"Active Kids 2.0 is now a thriving online fitness and wellness platform that is now serving not only families, but now over 250 schools all around the world," Maloney said. "I've hired elite certified coaches from across the country and have added in specialty classes. So Active Kids isn't just me doing cardio and strength exercises, it is now composed of karate, yoga, boxing, toddler time, ballet, hip-hop dance, cheer, gymnastics, jazz and of course cardio and strength."
Active Kids 2.0 will also be adding a nutrition and health section to the program, and it caters to ages 3-18.

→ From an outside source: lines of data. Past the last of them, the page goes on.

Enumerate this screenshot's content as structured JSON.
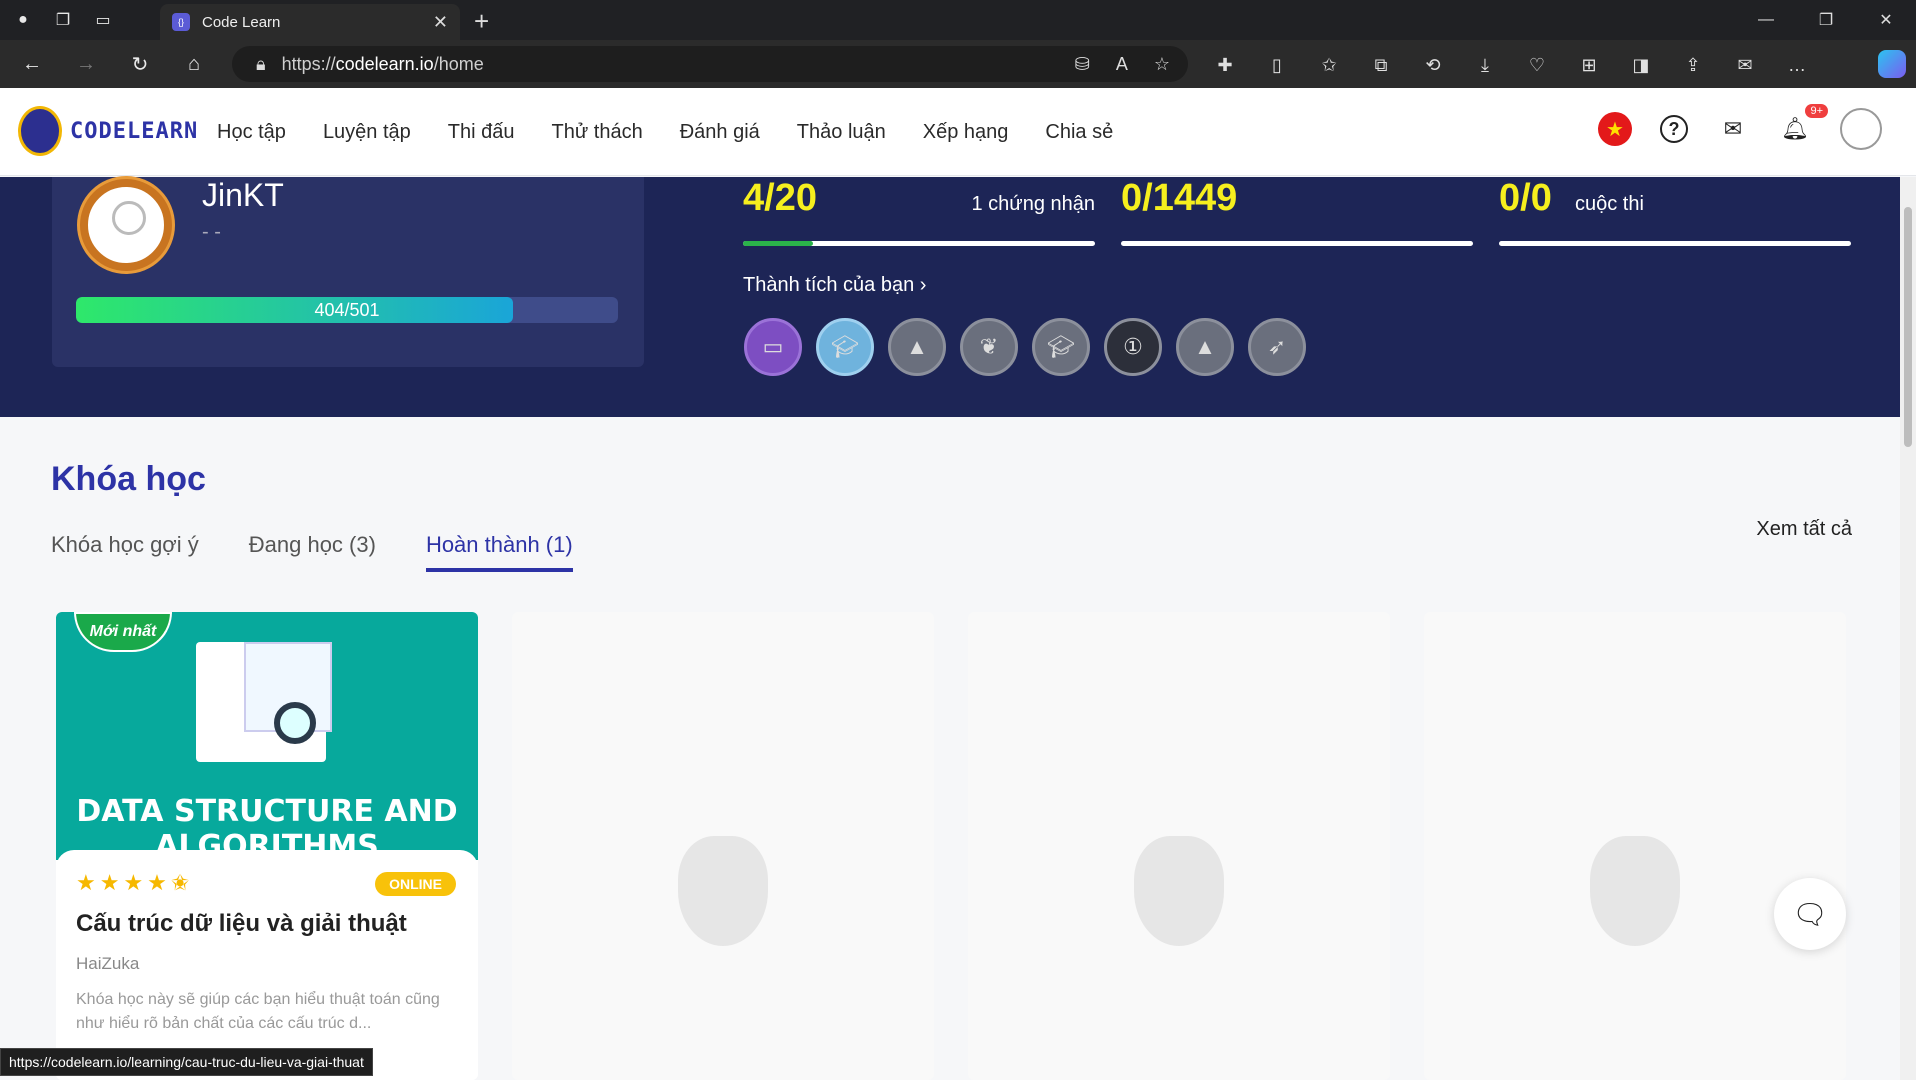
{
  "browser": {
    "tab_title": "Code Learn",
    "url_scheme": "https://",
    "url_host": "codelearn.io",
    "url_path": "/home",
    "status_url": "https://codelearn.io/learning/cau-truc-du-lieu-va-giai-thuat"
  },
  "site": {
    "logo_text": "CODELEARN",
    "nav": [
      "Học tập",
      "Luyện tập",
      "Thi đấu",
      "Thử thách",
      "Đánh giá",
      "Thảo luận",
      "Xếp hạng",
      "Chia sẻ"
    ],
    "notif_badge": "9+"
  },
  "profile": {
    "name": "JinKT",
    "subtitle": "- -",
    "xp_text": "404/501",
    "xp_fraction": 0.806
  },
  "stats": [
    {
      "value": "4/20",
      "label": "1 chứng nhận",
      "progress": 0.2
    },
    {
      "value": "0/1449",
      "label": "",
      "progress": 0
    },
    {
      "value": "0/0",
      "label": "cuộc thi",
      "progress": 0
    }
  ],
  "achievements": {
    "title": "Thành tích của bạn",
    "items": [
      "laptop-badge",
      "graduation-cap-badge",
      "mountain-badge",
      "laurel-badge",
      "cap-badge",
      "number-one-badge",
      "mountain-badge-2",
      "rocket-badge"
    ]
  },
  "courses": {
    "title": "Khóa học",
    "tabs": [
      "Khóa học gợi ý",
      "Đang học (3)",
      "Hoàn thành (1)"
    ],
    "active_tab": 2,
    "see_all": "Xem tất cả",
    "featured": {
      "ribbon": "Mới nhất",
      "cover_title": "DATA STRUCTURE AND ALGORITHMS",
      "rating_stars": 4.5,
      "mode": "ONLINE",
      "title": "Cấu trúc dữ liệu và giải thuật",
      "author": "HaiZuka",
      "description": "Khóa học này sẽ giúp các bạn hiểu thuật toán cũng như hiểu rõ bản chất của các cấu trúc d..."
    }
  },
  "colors": {
    "brand": "#2d33a6",
    "banner": "#1d2556",
    "stat_yellow": "#f6ef1e",
    "cover_teal": "#07a99c"
  }
}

"PE teachers have said that this program is a lifesaver due to all of the strict social distancing guidelines," Maloney said. "The program also fulfills the PE requirement for homeschool families."
Guitars on display
The Museum of Arts and Sciences is premiering a new exhibition titled, "Medieval to Metal: The Art and Evolution of the GUITAR," a press release announced.
The exhibit celebrates the artistic development of the guitar, and was developed by the National GUITAR Museum. It features 40 objects spanning centuries of design and craftsmanship.
“We are so excited to be hosting this exhibit at the Museum of Arts and Sciences and have been looking forward to its arrival for a long time now,” said Andrew Sandall, MOAS executive director in the press release. “As a guitarist myself for over 30 years, I cannot wait for people to be able to see all of these instruments displayed together, and to see how modern guitars still share their DNA with the medieval instruments on display, despite being able to make some very different noises. I think people will also enjoy seeing how fashion and function have come together to drive guitar design in the last 70 years, producing instruments we have all heard on records or see on stage, but may never have looked at this closely.”
The exhibit also includes life-size photorealistic illustrations of historically-important guitar designs from artist Gerard Huerta and 20 photographs of musicians by concert photographer Neil Zlozower. It will be on display through Jan. 20, 2021.